Confirming Wolf Kills
Rural county after County have “chronic livestock depredation” issues, according to state and federal officials. Last year, the number of confirmed wolf depredations in Valley County more than doubled from 17 to 38 after Cascade rancher Phil Davis and IRRC staff met with ranchers to discuss the different kinds of depredation that can take place. Davis has had at least one mother cow killed by wolves in which there were no outward signs of trauma on the exterior of the animal – until a necropsy was performed by Wildlife Services – and then wolf bite marks and hemorrhages proved that it was a wolf kill.
Davis, who has had more than 60 wolf kills on the family’s private land since the mid-1990s, was surprised by the incident. “That’s the real sickening part about this, they say they’re not surplus killers, they don’t kill for sport, what do you call this?” Davis said. “Of our six depredations in 2017, three of them were full-grown cows. So they’re getting more bold, more adept at it, and they’re killing cows, not just calves now.”
Wildlife Services plays a critical role in protecting Idaho cattle and sheep ranchers from continued livestock losses, as does state-managed hunting and trapping of wolves. The Idaho Wolf Depredation Control Board, with funds from the Idaho Legislature, supports Wildlife Services’ control work to protect ranchers from continued wolf kills.

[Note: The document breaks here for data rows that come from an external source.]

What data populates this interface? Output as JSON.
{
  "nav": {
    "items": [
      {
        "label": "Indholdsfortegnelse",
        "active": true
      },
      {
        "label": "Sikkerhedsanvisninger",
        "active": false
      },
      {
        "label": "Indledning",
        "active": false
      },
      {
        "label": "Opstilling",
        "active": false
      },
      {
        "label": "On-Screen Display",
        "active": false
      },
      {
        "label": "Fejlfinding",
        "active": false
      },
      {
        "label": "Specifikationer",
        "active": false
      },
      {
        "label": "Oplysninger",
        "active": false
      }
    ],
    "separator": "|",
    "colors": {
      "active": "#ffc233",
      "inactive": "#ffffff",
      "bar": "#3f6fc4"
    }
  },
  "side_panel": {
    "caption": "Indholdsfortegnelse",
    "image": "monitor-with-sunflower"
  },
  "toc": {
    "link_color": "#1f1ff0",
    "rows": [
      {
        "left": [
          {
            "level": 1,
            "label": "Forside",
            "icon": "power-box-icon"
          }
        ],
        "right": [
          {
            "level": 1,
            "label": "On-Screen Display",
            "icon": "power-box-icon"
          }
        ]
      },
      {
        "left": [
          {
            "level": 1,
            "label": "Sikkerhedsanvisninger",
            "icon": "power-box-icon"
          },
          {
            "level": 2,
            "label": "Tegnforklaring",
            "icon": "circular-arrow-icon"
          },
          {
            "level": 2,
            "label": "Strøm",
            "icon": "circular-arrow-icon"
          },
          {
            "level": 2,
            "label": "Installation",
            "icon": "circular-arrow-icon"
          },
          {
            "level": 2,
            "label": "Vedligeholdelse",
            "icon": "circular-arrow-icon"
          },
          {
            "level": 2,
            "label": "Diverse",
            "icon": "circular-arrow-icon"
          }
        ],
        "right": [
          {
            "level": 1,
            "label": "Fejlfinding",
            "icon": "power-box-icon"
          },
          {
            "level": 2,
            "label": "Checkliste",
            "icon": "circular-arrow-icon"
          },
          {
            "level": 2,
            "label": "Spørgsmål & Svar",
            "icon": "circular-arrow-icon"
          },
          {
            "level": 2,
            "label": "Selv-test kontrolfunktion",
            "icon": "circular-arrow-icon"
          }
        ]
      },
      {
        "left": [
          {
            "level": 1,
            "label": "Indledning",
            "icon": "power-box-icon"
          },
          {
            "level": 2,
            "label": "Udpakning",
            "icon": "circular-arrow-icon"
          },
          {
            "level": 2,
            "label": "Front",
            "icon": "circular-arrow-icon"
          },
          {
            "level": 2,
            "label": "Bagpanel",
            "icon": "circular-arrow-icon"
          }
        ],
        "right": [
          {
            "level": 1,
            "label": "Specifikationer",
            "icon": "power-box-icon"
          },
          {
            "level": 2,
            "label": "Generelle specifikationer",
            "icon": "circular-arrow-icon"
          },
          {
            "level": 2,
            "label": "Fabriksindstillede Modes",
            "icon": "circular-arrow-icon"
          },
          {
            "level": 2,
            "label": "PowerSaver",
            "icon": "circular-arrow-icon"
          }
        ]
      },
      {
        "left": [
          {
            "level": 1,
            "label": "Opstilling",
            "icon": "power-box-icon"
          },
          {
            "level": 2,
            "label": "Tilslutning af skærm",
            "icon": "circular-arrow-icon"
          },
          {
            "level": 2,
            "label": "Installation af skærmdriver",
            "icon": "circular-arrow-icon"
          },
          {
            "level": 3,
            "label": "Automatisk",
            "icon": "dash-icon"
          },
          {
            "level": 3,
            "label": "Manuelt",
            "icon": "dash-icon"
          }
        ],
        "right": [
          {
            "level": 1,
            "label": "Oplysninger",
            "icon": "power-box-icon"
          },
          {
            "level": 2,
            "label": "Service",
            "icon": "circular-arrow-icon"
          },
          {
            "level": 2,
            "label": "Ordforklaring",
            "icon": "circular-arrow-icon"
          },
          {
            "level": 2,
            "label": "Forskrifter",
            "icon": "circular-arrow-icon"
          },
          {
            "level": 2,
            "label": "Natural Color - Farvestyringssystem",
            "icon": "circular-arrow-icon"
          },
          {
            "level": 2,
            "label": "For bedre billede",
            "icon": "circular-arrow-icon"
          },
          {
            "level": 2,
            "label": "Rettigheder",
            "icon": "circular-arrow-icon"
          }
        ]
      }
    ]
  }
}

If ranchers suspect that wolves have killed their livestock, they should call federal APHIS Wildlife Services to report the incident, 208-378-5631, and request a local trapper to investigate. Or, call your local IDFG office.